┌──

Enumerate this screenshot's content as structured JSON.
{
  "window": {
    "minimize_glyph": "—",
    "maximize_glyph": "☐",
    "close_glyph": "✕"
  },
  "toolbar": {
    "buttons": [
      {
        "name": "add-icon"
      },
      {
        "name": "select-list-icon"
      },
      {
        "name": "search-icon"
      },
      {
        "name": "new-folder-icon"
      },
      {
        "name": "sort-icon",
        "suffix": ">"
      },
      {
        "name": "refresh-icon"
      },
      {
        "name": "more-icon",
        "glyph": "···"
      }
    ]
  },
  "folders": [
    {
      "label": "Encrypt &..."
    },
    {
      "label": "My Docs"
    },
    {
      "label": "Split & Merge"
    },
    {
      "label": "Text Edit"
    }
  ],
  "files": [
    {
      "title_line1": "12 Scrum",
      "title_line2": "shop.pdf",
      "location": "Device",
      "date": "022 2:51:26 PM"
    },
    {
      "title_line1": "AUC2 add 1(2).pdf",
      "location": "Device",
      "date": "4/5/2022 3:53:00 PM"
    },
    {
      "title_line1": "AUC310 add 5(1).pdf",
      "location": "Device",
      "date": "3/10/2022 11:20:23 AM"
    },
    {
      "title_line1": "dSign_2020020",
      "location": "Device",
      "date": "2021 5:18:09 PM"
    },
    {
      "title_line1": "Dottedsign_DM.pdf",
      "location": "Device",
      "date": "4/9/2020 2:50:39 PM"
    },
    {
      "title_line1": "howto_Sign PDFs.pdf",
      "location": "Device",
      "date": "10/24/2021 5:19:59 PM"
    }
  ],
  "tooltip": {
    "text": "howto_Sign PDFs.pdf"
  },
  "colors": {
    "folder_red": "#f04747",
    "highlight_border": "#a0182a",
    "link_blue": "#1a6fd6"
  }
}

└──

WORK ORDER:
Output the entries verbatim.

PROBLEM SOLUTION:
Enumerate this screenshot's content as structured JSON.
{
  "window": {
    "minimize_glyph": "—",
    "maximize_glyph": "☐",
    "close_glyph": "✕"
  },
  "toolbar": {
    "buttons": [
      {
        "name": "add-icon"
      },
      {
        "name": "select-list-icon"
      },
      {
        "name": "search-icon"
      },
      {
        "name": "new-folder-icon"
      },
      {
        "name": "sort-icon",
        "suffix": ">"
      },
      {
        "name": "refresh-icon"
      },
      {
        "name": "more-icon",
        "glyph": "···"
      }
    ]
  },
  "folders": [
    {
      "label": "Encrypt &..."
    },
    {
      "label": "My Docs"
    },
    {
      "label": "Split & Merge"
    },
    {
      "label": "Text Edit"
    }
  ],
  "files": [
    {
      "title_line1": "12 Scrum",
      "title_line2": "shop.pdf",
      "location": "Device",
      "date": "022 2:51:26 PM"
    },
    {
      "title_line1": "AUC2 add 1(2).pdf",
      "location": "Device",
      "date": "4/5/2022 3:53:00 PM"
    },
    {
      "title_line1": "AUC310 add 5(1).pdf",
      "location": "Device",
      "date": "3/10/2022 11:20:23 AM"
    },
    {
      "title_line1": "dSign_2020020",
      "location": "Device",
      "date": "2021 5:18:09 PM"
    },
    {
      "title_line1": "Dottedsign_DM.pdf",
      "location": "Device",
      "date": "4/9/2020 2:50:39 PM"
    },
    {
      "title_line1": "howto_Sign PDFs.pdf",
      "location": "Device",
      "date": "10/24/2021 5:19:59 PM"
    }
  ],
  "tooltip": {
    "text": "howto_Sign PDFs.pdf"
  },
  "colors": {
    "folder_red": "#f04747",
    "highlight_border": "#a0182a",
    "link_blue": "#1a6fd6"
  }
}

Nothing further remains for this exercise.